Does Episode VII meet our lofty expectations? 

I can’t say much more about Star Wars that hasn’t already been said. 

It’s a cultural phenomenon. These movies have inspired generations of filmmakers and audiences to imagine, and create.

However, many felt this series was tainted after the dull and lifeless trilogy of prequel films.

Now, after 10 years, and under new ownership via Disney, can the seventh installment redeem one of the most influential film series of all time?


The Force Awakens is much more than a return to form for the beloved franchise; it’s a spectacular film that captures the spirit of the original trilogy, and feels fresh and new.

Star Wars The Force Awakens takes place 30 years after the events of Return of the Jedi. The film follows two new protagonists, Rey and Finn, as they are swept up in conflict between the remnants of the Galactic Empire, the First Order, and the Resistance, a military group supported by the Republic. The pair encounters familiar faces, as well as a dangerous new threat connected to the dark side of the Force.

A more detailed synopsis will enter spoiler territory, so we’ll leave it at that.

The biggest strength of The Force Awakens is its characters. It’s a difficult task to create a likeable and relatable protagonist, but Episode VII does this twice.

Rey (newcomer Daisy Ridley) is eager, feisty, and capable; she’s never whiny, and doesn’t complain about sand.

John Boyega’s Finn is unlike any other Star Wars character we’ve seen before. He’s charismatic, genuinely funny, and we understand his internal conflict and plight.
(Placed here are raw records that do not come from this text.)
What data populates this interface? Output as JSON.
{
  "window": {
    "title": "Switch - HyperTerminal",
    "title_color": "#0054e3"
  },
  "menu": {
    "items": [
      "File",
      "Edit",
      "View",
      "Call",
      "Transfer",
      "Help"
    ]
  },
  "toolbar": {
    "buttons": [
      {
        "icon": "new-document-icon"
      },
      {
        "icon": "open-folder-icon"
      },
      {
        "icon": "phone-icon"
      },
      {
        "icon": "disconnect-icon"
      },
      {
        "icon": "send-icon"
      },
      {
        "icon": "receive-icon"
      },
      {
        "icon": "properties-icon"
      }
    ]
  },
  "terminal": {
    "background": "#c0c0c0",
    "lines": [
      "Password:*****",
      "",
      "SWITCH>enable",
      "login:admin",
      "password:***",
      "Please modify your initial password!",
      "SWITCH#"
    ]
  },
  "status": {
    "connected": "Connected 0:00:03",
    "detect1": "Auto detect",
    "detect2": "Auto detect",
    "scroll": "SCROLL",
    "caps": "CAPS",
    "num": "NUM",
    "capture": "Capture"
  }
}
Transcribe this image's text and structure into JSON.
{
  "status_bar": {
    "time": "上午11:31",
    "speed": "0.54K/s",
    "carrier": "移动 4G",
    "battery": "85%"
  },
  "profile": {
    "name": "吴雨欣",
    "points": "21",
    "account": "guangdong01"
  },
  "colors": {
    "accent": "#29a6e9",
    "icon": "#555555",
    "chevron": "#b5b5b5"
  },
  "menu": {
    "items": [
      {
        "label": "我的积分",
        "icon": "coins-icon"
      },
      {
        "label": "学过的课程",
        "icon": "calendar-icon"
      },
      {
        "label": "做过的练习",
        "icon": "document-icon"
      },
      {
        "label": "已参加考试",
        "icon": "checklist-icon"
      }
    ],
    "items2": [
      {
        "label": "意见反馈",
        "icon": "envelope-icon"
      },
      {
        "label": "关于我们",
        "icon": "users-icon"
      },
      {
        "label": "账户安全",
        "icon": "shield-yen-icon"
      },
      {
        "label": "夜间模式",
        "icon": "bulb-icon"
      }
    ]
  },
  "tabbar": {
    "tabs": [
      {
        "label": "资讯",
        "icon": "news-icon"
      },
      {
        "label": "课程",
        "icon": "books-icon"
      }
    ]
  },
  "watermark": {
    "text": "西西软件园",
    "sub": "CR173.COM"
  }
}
Finn (John Boyega) and Rey (Daisy Ridley) 

The main heroes aren’t the only standouts though. Nearly every major character is fleshed out and lively. Oscar Isaac’s ace pilot Poe Dameron is a charming leader, and the villainous Kylo Ren is multifaceted and intriguing.

The characters of The Force Awakens are three-dimensional people because the movie takes the time to develop each of them; and this is flawlessly done through the action scenes.

The film is jam-packed with a number of action set pieces throughout, but each one serves a purpose within the context of the story; they’re not just mindless spectacle.

For example, there are two battle sequences involving the protagonists working together to pilot a ship. In less qualified hands, these scenes could have been run-of-the-mill sequences, but director J.J. Abrams uses these scenes to develop the characters; showing them work together and learn from each other.

In a more general sense, the action scenes are all fast-paced and carry Abrams signature energetic style. The camera will often freely swing around during space dogfights or daring chases.

However, this is never distracting because of the sense of realism. The Force Awakens utilizes the rare, but intelligent blending of practical and CGI effects. Computer wizardry is used when necessary, but most of the film has a tangible sense of realism thanks to the extensive practical effects. Awesome animatronic creatures roam in real, and breathtaking set locations. While a once standard practice, the grit and realism of the action scenes, characters, and locations, make The Force Awakens one of the most refreshing films in years.

The film’s story is simple, yet effective. Rarely will you feel confused or cheated while the events unfold in front of you.

It’s also very familiar, perhaps too familiar. Without spoiling anything, many of the story beats of A New Hope are echoed and reused to a staggering effect. In particular (again, no spoilers) the ultimate threat is something we’ve seen done more than once. At best, this feels like the necessary opposition to rally all the heroes together, at its worst, it feels like a recycled plot device.

While certain familiar elements like the Force, lightsabers, and the dark side need to be included, as they make up the identity of Star Wars, other elements that feel redundant should have been rethought for something new.

The Force Awakens isn’t perfect, and it doesn’t have to be. It succeeds by breathing new life into an aging franchise through the introduction of excellent characters and intelligent action. The story occasionally feels too familiar, but the film as a whole feels like Star Wars. You become invested in what is happening on-screen because everything is working in unison to create that sense of adventure, drama, and imagination that started it all.

It’s not lifeless; it’s not dull. It’s Star Wars; I can’t say much more.